(Data about app and page elements)
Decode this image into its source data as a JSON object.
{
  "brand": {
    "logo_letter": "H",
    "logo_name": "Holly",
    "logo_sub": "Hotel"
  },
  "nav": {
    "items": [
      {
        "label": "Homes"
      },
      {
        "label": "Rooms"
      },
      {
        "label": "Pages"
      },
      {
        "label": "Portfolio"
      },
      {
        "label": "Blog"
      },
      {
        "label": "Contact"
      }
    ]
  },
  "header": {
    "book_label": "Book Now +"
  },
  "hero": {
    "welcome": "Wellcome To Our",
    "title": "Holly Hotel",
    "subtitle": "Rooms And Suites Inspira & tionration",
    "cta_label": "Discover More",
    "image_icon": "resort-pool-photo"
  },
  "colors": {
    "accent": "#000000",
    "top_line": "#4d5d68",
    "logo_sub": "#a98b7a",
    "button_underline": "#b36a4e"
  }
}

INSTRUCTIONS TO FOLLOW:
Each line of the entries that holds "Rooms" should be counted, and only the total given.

ANSWER BOX:
2